Why do Portuguese have so many names?

Answered by Jason Smith

Why do Portuguese have so many names?

In Brazilian culture, it is common for individuals to have long names consisting of their first name, a surname from their father’s side, and another surname from their mother’s family. This naming tradition is rooted in Portuguese culture and has been carried over to Brazil due to historical ties between the two countries.

The practice of having multiple surnames can be traced back to the Middle Ages in Portugal. During this time, the primary surname was typically derived from the paternal lineage, representing the family name that was passed down from generation to generation.

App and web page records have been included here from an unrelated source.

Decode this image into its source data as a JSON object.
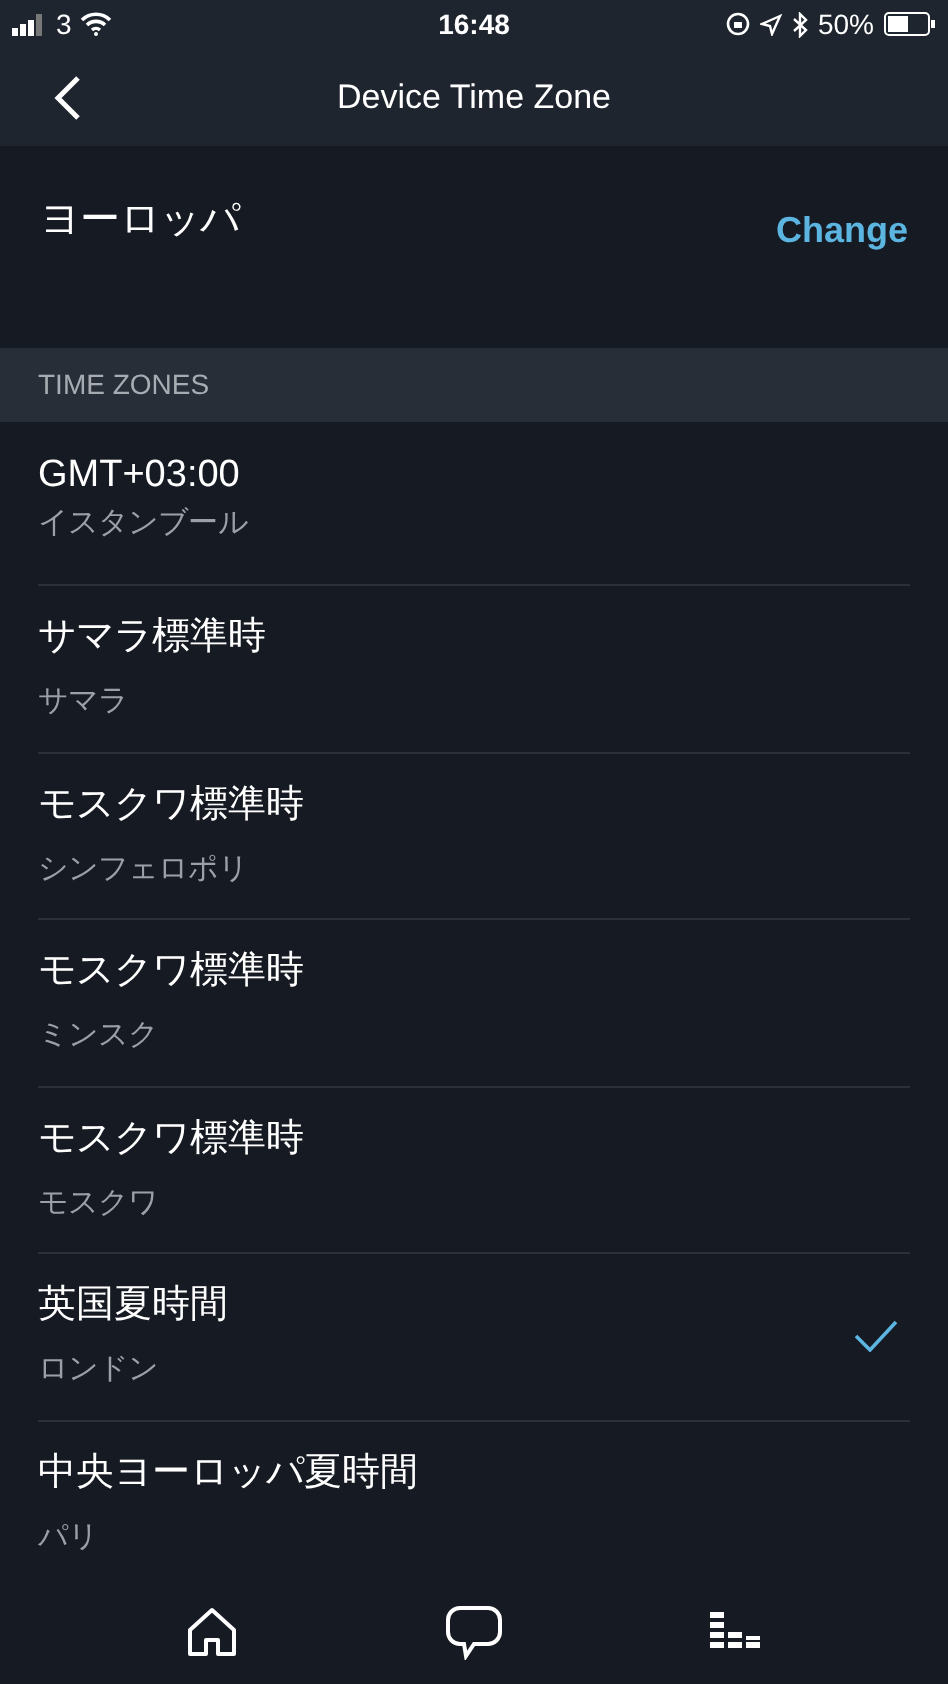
{
  "status_bar": {
    "carrier": "3",
    "time": "16:48",
    "battery": "50%"
  },
  "nav": {
    "title": "Device Time Zone"
  },
  "region": {
    "name": "ヨーロッパ",
    "action": "Change"
  },
  "section_header": "TIME ZONES",
  "time_zones": [
    {
      "name": "GMT+03:00",
      "city": "イスタンブール",
      "selected": false
    },
    {
      "name": "サマラ標準時",
      "city": "サマラ",
      "selected": false
    },
    {
      "name": "モスクワ標準時",
      "city": "シンフェロポリ",
      "selected": false
    },
    {
      "name": "モスクワ標準時",
      "city": "ミンスク",
      "selected": false
    },
    {
      "name": "モスクワ標準時",
      "city": "モスクワ",
      "selected": false
    },
    {
      "name": "英国夏時間",
      "city": "ロンドン",
      "selected": true
    },
    {
      "name": "中央ヨーロッパ夏時間",
      "city": "パリ",
      "selected": false
    }
  ]
}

However, it was also common for individuals to adopt the surname of their mother’s family, especially if it held a position of prestige or significance.

This tradition of incorporating both paternal and maternal surnames into an individual’s name was brought to Brazil during the colonial period when Portugal established its presence in the country. Over time, this naming convention became deeply ingrained in Brazilian society and continues to be followed to this day.

One of the main reasons for this naming tradition is the desire to honor both sides of the family. By including surnames from both the father’s and mother’s families, individuals are able to maintain a connection to their ancestral roots and acknowledge the importance of both lineages.

Additionally, the use of multiple surnames can also serve practical purposes. In a country as diverse as Brazil, with its rich history of immigration and multiculturalism, having multiple surnames can help distinguish individuals and provide information about their heritage. It can also prevent confusion when two people share the same first and last names, as the additional surnames can help differentiate between them.

While having multiple names can be seen as a sign of prestige or social status, it is important to note that this naming tradition is not exclusive to the elite or upper classes. It is common across all social strata in Brazil, regardless of socioeconomic background.

From a personal perspective, I have encountered numerous individuals with long names during my time in Brazil. While at first, it may seem overwhelming to remember and pronounce such names, I have come to appreciate the cultural significance behind them. These names not only reflect the person’s individual identity but also serve as a reminder of their family history and heritage.

The reason why Portuguese and Brazilians have so many names is deeply rooted in their cultural traditions and the desire to honor both sides of the family. This naming convention has been passed down through generations and continues to be an integral part of Brazilian identity.